(EXERCISE DIRECTIONS): Each record should be output exactly, with every character kept.

(PROVIDED ENTRIES):

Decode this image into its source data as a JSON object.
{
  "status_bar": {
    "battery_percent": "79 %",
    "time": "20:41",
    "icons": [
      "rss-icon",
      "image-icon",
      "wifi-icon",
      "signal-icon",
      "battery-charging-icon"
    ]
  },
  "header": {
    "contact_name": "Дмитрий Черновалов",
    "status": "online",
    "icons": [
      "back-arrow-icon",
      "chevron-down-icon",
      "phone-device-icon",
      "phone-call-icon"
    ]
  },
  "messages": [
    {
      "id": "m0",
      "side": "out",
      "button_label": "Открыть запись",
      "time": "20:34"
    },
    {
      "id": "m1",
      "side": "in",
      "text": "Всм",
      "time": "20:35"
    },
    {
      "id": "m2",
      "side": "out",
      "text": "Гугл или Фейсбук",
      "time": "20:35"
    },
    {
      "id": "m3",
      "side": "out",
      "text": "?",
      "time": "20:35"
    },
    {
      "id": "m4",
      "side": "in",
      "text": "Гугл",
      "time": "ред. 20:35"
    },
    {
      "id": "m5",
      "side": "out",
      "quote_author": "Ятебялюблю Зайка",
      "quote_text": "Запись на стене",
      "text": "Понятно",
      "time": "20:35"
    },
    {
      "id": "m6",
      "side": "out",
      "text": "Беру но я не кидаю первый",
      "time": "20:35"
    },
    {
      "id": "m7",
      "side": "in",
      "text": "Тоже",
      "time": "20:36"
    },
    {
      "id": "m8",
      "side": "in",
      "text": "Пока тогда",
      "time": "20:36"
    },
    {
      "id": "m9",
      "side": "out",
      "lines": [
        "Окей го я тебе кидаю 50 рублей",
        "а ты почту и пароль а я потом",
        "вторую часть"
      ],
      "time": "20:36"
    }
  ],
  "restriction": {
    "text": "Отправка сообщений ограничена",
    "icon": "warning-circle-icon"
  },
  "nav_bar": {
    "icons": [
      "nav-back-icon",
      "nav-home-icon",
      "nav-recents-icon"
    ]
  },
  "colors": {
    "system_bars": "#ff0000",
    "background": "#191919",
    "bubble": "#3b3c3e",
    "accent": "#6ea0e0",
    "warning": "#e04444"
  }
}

(RESPONSE BOX):
Decode this image into its source data as a JSON object.
{
  "status_bar": {
    "battery_percent": "79 %",
    "time": "20:41",
    "icons": [
      "rss-icon",
      "image-icon",
      "wifi-icon",
      "signal-icon",
      "battery-charging-icon"
    ]
  },
  "header": {
    "contact_name": "Дмитрий Черновалов",
    "status": "online",
    "icons": [
      "back-arrow-icon",
      "chevron-down-icon",
      "phone-device-icon",
      "phone-call-icon"
    ]
  },
  "messages": [
    {
      "id": "m0",
      "side": "out",
      "button_label": "Открыть запись",
      "time": "20:34"
    },
    {
      "id": "m1",
      "side": "in",
      "text": "Всм",
      "time": "20:35"
    },
    {
      "id": "m2",
      "side": "out",
      "text": "Гугл или Фейсбук",
      "time": "20:35"
    },
    {
      "id": "m3",
      "side": "out",
      "text": "?",
      "time": "20:35"
    },
    {
      "id": "m4",
      "side": "in",
      "text": "Гугл",
      "time": "ред. 20:35"
    },
    {
      "id": "m5",
      "side": "out",
      "quote_author": "Ятебялюблю Зайка",
      "quote_text": "Запись на стене",
      "text": "Понятно",
      "time": "20:35"
    },
    {
      "id": "m6",
      "side": "out",
      "text": "Беру но я не кидаю первый",
      "time": "20:35"
    },
    {
      "id": "m7",
      "side": "in",
      "text": "Тоже",
      "time": "20:36"
    },
    {
      "id": "m8",
      "side": "in",
      "text": "Пока тогда",
      "time": "20:36"
    },
    {
      "id": "m9",
      "side": "out",
      "lines": [
        "Окей го я тебе кидаю 50 рублей",
        "а ты почту и пароль а я потом",
        "вторую часть"
      ],
      "time": "20:36"
    }
  ],
  "restriction": {
    "text": "Отправка сообщений ограничена",
    "icon": "warning-circle-icon"
  },
  "nav_bar": {
    "icons": [
      "nav-back-icon",
      "nav-home-icon",
      "nav-recents-icon"
    ]
  },
  "colors": {
    "system_bars": "#ff0000",
    "background": "#191919",
    "bubble": "#3b3c3e",
    "accent": "#6ea0e0",
    "warning": "#e04444"
  }
}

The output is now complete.